A private weekly, in an editorial, said President Emmerson Mnangagwa’s repeated comments about zero tolerance for corruption was “all becoming confusing” in his Zanu PF party because “a record of fraud, crime and general crookedness is not a hurdle to one’s political ambitions in the ruling party, it is, in fact, a required qualification”.

Last week the Zimbabwe Anti-Corruption Commission (ZACC), which Mnangagwa has reconstituted, announced the arrest of Tourism minister Prisca Mupfumira, who faces a litany of charges from her time as Public Service, Labour and Social Welfare minister.

The reaction from Zimbabweans was not one of celebrating a blow against corruption, but many were asking: “Why her?”

The perception is that for one to be arrested for corruption in Zanu PF, they must have offended someone powerful, like the president who, because of Zimbabwe’s weak institutions, is believed to have the final word on who gets arrested, and so whose foot did Mupfumira step on to be thrown off the gravy train so spectacularly? Several theories have been advanced.

Vice-President Constantino Chiwenga, who is battling failing health, is being written off in Zanu PF. At the same time, the Zanu PF women’s wing is intensifying its demands for a seat to be reserved for a woman in the presidium.

A stormy Zanu PF politburo meeting recently heard that before the Zanu PF youth league went public with a list of corrupt officials, on which was Mupfumira’s name, they first went to see the party’s chairperson Oppah Muchinguri “who cleared it”.

Muchinguri, who has twice been left as acting president by Mnangagwa due to the absence of his two deputies on health grounds, is determined to elbow out all her female rivals including Mupfumira, Mabel Chinomona and Monica Mutsvangwa, who was also implicated in corruption by the youths through her children Elizabeth and Neville.

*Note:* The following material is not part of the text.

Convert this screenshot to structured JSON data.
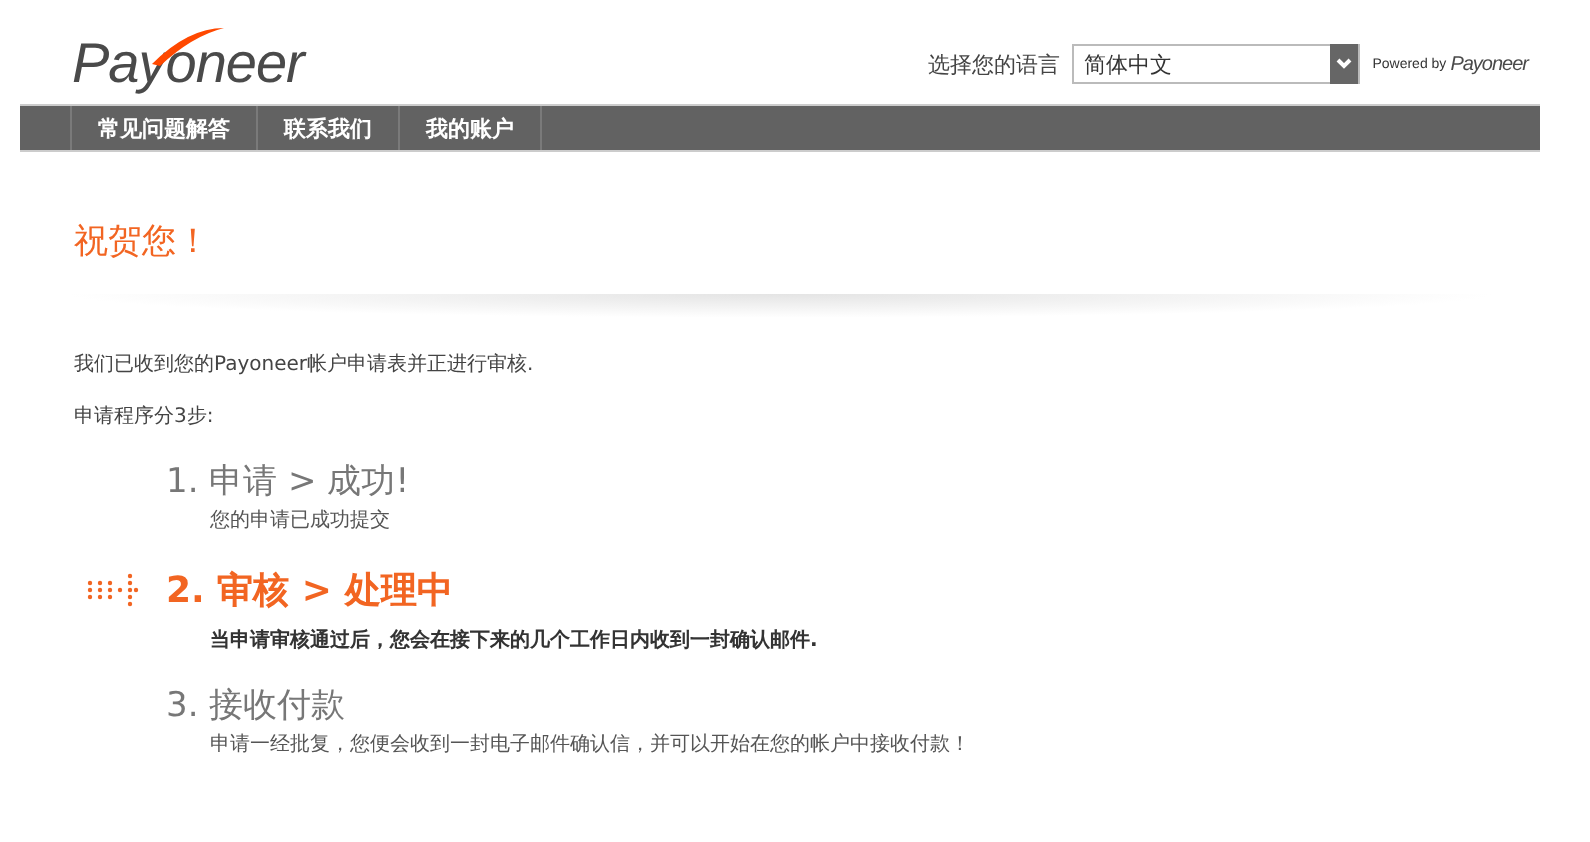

“Mupfumira would be an obvious target for Muchinguri because her ministry is a magnet for press coverage and she has been in the media a lot. Because of the international dimension of her ministry’s activities, it also means Mnangagwa has been seen around her a lot. If you’re outside Zanu PF, those things don’t matter much but for the politicians in there competing for the leader’s favour, it’s a big deal,” a top Zanu PF official told ZimLive.

In The Prince, a 16th-century political treatise by the Italian diplomat and political theorist Niccolò Machiavelli, he says that a general rule that never fails is that “he who is the cause of another becoming powerful is ruined; because that predominancy has been brought about either by astuteness or else by force, and both are distrusted by him who has been raised to power”.

Even before Chiwenga was incapacitated by poor health, there were signs that Mnangagwa was moving to vanquish the man who put him where he is as the commander of the armed forces that ousted former president Robert Mugabe.

There are many who contributed to Mnangagwa’s new lofty position who have been discarded. – Zimlive